Of course, even this muted approach leaves intermediaries with the factual problem of rampant user disregard for copyright: one might wonder which measures are likely even to merely “seriously discourage” piracy, given that existing data suggests blocking has no noticeable effect on actual numbers. Indeed, in a recent Dutch case, the court of appeal of The Hague overturned an injunction ordering access providers ZIGGO and XS4ALL to block the well-known torrenting site The Pirate Bay, after studies confirmed no effect at all on the number of downloads from illegal sources. It is possible that the Court is simply insisting that a symbolic “do something” gesture must be made to establish that the intermediary is opposed to piracy, even if it cannot achieve real results.
Finally, it is also unfortunate that the Court did not follow the AG’s advice regarding the subsidiarity of actions against the intermediary of the downloader. As he observed, “A claim against the ISP is, admittedly, not completely out of the question, but the originator must, as a matter of priority, so far as is possible, claim directly against the operators of the illegal website or their ISP.” Of course, such a requirement is not explicitly embedded in the wording of Article 8(3), but I would argue does have a place in the consideration of the proportionality of an injunction, as suggested by the AG.
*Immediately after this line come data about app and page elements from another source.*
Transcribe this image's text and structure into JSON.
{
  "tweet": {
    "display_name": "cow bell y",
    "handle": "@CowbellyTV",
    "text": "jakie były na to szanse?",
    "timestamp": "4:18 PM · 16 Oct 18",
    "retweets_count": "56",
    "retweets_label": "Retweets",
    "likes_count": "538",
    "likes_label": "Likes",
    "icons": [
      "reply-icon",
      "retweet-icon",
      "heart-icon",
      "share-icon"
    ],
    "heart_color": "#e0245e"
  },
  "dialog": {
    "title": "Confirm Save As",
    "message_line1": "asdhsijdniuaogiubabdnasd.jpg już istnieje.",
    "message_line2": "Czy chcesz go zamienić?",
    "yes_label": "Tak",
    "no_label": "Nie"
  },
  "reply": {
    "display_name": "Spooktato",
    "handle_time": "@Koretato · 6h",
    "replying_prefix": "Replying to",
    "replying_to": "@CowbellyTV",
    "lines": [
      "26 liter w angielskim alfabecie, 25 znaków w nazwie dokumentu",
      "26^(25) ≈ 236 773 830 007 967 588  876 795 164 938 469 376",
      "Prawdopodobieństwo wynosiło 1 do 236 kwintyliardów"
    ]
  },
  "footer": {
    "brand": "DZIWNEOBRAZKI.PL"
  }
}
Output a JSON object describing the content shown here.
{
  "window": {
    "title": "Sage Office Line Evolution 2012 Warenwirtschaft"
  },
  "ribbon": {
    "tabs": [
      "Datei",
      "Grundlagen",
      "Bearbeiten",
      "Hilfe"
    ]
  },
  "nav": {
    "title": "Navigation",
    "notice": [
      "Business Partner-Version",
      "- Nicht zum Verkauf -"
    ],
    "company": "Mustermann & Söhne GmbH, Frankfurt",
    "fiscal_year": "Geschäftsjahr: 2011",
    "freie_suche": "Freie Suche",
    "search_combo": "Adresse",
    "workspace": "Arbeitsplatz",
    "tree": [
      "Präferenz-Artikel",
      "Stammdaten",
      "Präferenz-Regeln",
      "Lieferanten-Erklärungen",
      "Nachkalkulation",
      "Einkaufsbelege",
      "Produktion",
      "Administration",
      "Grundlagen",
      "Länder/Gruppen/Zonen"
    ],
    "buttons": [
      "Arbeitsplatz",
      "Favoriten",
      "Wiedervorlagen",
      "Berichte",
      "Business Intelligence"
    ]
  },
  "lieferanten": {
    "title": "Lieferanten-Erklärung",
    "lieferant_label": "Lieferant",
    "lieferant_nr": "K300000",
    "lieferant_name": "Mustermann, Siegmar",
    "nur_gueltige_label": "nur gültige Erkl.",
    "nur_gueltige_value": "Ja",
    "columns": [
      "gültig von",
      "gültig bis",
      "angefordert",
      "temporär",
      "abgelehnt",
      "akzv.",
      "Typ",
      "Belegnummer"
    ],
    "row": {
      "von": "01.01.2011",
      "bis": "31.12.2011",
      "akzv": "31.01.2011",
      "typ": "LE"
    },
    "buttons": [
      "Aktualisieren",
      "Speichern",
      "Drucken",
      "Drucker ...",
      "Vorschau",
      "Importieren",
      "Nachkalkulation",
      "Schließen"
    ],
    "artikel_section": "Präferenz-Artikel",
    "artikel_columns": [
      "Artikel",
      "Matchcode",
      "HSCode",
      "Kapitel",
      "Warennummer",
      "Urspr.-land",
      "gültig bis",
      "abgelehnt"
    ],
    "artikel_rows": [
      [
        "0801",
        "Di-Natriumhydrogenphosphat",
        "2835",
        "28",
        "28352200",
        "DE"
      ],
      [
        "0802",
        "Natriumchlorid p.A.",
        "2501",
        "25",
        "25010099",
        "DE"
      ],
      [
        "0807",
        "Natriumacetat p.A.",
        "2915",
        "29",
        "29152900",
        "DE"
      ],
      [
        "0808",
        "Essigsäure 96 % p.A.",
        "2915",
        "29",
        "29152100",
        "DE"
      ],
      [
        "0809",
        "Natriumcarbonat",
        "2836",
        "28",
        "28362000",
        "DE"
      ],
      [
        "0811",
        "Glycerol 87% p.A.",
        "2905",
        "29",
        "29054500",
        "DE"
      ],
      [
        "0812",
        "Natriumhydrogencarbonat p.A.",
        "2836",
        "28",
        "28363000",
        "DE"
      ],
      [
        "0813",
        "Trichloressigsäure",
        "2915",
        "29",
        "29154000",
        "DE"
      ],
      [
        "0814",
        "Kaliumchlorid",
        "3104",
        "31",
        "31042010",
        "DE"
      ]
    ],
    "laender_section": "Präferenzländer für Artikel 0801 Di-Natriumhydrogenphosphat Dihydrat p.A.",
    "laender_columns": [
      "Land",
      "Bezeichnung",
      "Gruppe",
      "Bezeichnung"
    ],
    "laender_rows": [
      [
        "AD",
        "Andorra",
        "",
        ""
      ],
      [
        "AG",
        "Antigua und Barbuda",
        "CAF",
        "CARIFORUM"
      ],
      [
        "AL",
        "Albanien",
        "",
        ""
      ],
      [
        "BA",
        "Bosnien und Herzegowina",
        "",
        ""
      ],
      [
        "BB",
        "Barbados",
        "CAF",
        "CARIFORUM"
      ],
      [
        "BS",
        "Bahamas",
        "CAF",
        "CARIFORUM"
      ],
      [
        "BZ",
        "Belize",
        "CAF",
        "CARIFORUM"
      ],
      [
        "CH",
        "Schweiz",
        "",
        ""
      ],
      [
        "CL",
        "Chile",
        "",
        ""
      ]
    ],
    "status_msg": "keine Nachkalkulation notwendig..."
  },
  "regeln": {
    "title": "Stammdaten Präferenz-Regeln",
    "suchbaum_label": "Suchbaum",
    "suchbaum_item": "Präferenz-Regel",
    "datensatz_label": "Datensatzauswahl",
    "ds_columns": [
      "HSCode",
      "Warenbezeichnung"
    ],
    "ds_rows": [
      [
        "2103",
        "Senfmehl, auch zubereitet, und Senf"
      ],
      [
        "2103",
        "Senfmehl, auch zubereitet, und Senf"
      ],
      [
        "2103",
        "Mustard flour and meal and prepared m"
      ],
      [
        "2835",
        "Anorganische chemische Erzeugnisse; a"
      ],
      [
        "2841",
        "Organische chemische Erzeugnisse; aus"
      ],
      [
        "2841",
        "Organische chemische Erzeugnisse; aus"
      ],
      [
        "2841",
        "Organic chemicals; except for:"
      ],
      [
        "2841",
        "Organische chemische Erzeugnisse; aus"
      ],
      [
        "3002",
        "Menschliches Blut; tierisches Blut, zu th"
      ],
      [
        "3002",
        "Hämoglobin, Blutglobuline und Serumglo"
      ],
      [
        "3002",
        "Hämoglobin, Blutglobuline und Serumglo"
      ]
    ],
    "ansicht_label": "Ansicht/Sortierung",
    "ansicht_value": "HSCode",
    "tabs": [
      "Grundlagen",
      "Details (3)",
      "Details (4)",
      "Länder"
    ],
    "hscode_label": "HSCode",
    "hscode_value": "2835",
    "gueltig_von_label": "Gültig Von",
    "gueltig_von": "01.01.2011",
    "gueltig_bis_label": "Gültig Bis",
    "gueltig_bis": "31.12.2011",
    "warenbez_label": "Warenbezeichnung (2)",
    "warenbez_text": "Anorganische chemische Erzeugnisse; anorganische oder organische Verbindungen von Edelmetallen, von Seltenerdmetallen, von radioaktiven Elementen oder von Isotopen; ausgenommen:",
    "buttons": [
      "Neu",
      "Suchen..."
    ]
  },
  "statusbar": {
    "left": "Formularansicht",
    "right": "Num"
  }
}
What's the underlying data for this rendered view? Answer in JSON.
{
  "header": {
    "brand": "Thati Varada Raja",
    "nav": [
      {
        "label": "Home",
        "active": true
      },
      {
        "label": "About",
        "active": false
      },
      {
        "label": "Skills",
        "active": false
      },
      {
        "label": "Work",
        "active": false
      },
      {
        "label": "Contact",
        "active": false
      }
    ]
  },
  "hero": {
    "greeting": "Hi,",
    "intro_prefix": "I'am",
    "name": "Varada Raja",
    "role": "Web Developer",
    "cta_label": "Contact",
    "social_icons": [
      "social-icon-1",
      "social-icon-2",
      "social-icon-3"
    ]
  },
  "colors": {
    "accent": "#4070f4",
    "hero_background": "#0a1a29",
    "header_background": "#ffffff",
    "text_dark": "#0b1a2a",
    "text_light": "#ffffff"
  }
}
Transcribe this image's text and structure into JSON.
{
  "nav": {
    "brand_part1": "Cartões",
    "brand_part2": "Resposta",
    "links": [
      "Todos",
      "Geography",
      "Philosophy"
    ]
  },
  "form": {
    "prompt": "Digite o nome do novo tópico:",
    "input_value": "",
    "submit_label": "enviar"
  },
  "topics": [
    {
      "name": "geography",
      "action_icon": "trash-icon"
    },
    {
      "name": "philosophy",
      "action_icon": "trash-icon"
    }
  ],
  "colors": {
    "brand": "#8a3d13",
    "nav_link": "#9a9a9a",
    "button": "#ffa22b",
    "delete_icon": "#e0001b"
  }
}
The real negative effects of the decision are likely to be limited to Austria – most Member States do not have procedural constructions comparable to the Erfolgsverbot. Indicatively, the issue was already considered last year by the UK’s Justice Arnold in EMI Records v British Sky Broadcasting, who found that since UK courts must carefully consider fundamental rights and proportionality before any blocking order is made, the question would not apply to them.
This indicates the main danger of the ruling, that of fragmentation. This was foreseen by the Austrian referring court, which suggested that guidelines assessing the proportionality of blocking measures be laid down by the CJEU – that would have been welcome indeed! That absence is certainly the biggest deficiency of the ruling: in Scarlet and Netlog the Court establishes that filtering orders are illegal. We now know that blocking injunctions may be ok – but under what conditions? Do DNS blocking and IP address blocking pass the test? What is the precise outline of the balancing test? It would be nice if the Court had delved into these questions.
The incongruence of allowing an “outcome prohibition” while simultaneously acknowledging that fully achieving said outcome is in all likelihood impossible cannot be ignored. What the court has in effect suggested is not achieving a specific result, but doing the least useless thing the ISP can think of that is also respectful of the rights of others. As a result, the injunction is not really an “outcome injunction” at all anymore, but rather an “reasonable attempt at an outcome injunction” – in which case why not outline exactly what such a reasonable attempt might look like? UPC is likely to cave and adopt the measures ordered by the Austrian court of first instance, without actually having a CJEU ruling that says it must – and then keep its fingers crossed that that the national courts then agree that is enough.
It is worth noting that kino.to was taken offline following an action of the German police forces against its operators. It has since been replaced by kinox.to.